Setting up Langstroth Hives
Here they are, all back together and as you can see, happily gathering around for some dinner.  Believe it or not, I did all of this work without my bee suit.  This will probably be the only time I do that though.  I made slow, gentle, and confident movements, as is always suggested when working with bees.  Never get in a hurry.  I was wearing jeans, long sleeve shirt, gloves and a hat.  Our instructor told us that the bees are at their most docile at this point as they have no real hive to protect, no honey stores to guard, and at this point, no real queen that they are bonded to.  

Now we wait.

Oh, and in case you missed it (late post last night) CLICK HERE to see what we named our hives/queens.
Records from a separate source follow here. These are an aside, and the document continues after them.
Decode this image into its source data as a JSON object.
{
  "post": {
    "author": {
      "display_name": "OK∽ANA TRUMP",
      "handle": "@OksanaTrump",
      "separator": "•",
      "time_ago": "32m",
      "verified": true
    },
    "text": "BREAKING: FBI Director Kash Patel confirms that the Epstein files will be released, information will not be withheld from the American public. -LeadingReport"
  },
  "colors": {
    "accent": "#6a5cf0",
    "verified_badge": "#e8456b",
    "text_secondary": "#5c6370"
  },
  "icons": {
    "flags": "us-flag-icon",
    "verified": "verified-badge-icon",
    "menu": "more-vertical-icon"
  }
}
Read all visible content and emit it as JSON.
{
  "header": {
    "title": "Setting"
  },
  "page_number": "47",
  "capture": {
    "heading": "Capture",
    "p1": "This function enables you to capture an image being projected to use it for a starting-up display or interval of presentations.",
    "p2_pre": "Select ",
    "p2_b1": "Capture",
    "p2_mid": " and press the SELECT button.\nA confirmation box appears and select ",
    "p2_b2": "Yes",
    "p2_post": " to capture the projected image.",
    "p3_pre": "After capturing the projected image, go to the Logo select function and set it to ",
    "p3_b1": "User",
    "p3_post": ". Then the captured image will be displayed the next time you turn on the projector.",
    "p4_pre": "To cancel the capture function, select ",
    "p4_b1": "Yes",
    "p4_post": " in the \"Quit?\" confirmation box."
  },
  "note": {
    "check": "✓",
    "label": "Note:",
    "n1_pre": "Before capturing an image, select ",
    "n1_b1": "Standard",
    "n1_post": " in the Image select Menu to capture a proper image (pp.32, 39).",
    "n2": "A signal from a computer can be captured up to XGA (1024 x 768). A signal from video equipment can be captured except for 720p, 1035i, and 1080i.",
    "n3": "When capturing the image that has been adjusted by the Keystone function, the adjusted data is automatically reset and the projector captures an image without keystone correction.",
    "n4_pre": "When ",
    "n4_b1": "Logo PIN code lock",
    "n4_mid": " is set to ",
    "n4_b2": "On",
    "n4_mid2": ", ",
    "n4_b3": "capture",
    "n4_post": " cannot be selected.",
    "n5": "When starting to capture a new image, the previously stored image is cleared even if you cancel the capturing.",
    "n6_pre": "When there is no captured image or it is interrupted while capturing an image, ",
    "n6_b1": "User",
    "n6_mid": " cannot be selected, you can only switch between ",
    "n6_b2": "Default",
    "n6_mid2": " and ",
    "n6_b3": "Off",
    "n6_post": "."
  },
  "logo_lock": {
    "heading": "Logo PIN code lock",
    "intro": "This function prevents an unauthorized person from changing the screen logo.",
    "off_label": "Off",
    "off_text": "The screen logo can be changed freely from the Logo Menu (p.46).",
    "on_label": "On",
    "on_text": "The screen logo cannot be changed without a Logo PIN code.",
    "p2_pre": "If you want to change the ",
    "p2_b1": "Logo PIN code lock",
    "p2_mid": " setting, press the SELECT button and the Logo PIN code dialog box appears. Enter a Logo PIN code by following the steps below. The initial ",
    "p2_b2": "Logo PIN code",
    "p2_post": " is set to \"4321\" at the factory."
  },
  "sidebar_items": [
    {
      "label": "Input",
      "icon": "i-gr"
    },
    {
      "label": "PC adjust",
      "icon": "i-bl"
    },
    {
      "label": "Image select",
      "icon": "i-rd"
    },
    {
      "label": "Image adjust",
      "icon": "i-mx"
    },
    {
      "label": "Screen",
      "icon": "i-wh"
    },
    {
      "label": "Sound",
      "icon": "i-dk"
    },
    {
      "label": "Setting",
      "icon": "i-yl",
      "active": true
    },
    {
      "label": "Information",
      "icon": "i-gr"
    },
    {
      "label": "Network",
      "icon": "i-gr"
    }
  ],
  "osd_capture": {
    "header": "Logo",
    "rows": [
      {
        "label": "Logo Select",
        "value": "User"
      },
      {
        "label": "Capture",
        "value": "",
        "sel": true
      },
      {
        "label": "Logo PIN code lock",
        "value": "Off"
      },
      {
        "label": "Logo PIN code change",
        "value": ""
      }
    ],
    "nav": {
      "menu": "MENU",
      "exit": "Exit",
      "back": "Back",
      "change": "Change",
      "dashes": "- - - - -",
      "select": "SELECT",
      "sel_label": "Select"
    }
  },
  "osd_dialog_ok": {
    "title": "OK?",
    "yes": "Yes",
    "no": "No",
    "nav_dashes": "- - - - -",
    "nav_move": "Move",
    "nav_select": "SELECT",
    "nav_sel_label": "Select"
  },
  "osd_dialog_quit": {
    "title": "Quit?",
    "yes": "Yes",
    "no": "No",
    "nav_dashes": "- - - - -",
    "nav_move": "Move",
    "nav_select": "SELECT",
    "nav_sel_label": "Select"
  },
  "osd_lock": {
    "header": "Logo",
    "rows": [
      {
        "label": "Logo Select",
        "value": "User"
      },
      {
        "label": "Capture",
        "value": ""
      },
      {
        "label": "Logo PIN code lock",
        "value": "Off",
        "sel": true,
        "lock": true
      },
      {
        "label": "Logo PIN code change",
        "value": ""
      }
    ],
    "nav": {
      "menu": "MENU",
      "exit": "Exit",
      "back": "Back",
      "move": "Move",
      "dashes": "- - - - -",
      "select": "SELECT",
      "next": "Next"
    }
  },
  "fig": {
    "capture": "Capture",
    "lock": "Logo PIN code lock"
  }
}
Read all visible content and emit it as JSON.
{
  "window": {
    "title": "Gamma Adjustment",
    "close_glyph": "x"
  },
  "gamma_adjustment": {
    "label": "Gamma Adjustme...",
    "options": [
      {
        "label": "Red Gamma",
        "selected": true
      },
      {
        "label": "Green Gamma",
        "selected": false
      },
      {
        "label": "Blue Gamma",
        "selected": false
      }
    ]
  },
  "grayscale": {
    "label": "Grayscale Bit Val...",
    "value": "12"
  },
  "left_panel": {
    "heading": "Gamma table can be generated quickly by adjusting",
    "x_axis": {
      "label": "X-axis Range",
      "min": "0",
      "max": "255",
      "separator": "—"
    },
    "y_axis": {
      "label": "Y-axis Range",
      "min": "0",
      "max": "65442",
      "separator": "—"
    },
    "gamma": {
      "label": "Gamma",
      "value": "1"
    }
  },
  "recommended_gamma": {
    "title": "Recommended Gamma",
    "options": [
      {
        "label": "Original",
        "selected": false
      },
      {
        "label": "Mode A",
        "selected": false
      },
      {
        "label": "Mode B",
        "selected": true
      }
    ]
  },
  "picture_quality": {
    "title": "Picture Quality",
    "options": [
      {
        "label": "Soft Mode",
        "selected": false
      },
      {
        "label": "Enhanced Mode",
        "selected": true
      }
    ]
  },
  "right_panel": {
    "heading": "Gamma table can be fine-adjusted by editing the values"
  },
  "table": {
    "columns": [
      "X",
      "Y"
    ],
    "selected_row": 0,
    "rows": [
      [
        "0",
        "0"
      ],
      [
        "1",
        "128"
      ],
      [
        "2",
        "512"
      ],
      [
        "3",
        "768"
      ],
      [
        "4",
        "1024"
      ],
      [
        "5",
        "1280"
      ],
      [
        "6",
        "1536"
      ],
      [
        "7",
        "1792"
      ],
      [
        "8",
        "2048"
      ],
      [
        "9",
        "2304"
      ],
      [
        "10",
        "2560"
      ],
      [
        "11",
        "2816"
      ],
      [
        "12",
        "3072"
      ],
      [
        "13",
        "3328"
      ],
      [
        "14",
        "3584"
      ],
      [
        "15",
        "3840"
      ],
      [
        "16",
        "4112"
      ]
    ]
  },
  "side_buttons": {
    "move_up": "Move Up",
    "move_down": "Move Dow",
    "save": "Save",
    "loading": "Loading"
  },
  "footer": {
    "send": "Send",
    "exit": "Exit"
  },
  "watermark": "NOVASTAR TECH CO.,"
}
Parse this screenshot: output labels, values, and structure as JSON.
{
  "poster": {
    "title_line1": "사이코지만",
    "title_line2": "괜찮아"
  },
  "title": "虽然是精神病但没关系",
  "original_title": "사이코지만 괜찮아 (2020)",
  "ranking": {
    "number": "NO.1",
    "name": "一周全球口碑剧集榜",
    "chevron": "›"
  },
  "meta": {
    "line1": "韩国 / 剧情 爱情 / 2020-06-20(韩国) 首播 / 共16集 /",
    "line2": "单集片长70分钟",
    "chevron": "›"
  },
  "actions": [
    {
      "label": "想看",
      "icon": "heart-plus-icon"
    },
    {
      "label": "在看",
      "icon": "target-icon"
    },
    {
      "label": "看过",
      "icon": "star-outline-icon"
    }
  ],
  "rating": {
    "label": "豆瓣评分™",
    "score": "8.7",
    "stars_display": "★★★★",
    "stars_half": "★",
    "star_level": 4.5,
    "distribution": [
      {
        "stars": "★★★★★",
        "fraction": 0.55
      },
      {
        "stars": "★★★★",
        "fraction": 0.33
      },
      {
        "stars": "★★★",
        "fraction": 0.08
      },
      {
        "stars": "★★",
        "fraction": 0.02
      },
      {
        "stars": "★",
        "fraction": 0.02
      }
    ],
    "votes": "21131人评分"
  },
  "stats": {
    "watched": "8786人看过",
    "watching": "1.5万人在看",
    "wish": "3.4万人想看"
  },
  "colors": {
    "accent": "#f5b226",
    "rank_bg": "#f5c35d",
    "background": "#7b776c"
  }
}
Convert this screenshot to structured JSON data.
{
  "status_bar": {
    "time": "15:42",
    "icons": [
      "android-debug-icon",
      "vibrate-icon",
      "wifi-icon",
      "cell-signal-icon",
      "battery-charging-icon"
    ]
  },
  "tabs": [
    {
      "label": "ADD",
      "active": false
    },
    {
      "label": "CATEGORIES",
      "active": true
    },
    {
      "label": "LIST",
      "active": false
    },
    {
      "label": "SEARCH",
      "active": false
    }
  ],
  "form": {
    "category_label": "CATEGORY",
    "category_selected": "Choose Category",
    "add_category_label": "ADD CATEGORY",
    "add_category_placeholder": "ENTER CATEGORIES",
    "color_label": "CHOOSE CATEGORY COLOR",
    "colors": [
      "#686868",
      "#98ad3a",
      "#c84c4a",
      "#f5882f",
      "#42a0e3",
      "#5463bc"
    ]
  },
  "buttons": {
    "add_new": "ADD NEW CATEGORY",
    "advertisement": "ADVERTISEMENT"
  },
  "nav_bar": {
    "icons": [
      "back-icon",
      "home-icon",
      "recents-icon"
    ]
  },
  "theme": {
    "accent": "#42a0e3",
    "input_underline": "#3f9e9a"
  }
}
I am off today and will go out to refill the feeder and make sure all is well with the hives in general, and then I will probably go out once more again Wed/Thur before the weekend.  The last step, after about 7 days (which will be Saturday), is to make sure the queen is still there, out of her cage, and then I can remove the excluder (because now she should stay put) and then just leave them alone and let them do their thing.  Bees don't require you to check daily as it creates disruption to the hive.  It sure is tempting though to peek inside!

I know I said this the other day but I'll say it again, it truly was a magical experience.  One of the awesome life experiences I can file away in my mind.  It  made me nervous at first but it was exhilarating at the same time.  

As a friend recently told me, "keeping bees is one of the best ways to be a steward of the land we all share".  So true!



Thank you for bearing with us through the excitement leading up the bee arrival.  Bees might not be everyone's cup of tea, so to speak, but I hope these posts help anyone else just starting out with a Langstroth hive.  I'm still learning myself so I'll keep it up until I, hopefully, become an 'old pro'.  If anyone visiting here is seeking more information, click the "bees" label/tag at the bottom of this post or over to the right under "labels".  Tomorrow we go back to other, regular topics, with bees thrown in as updates happen, ha.  Oh and 2nd Man always likes to draw the names for the giveaway so we'll do that either tonight or tomorrow, depending on what time we get settled in for the evening.

Hope you had an exhilarating weekend too!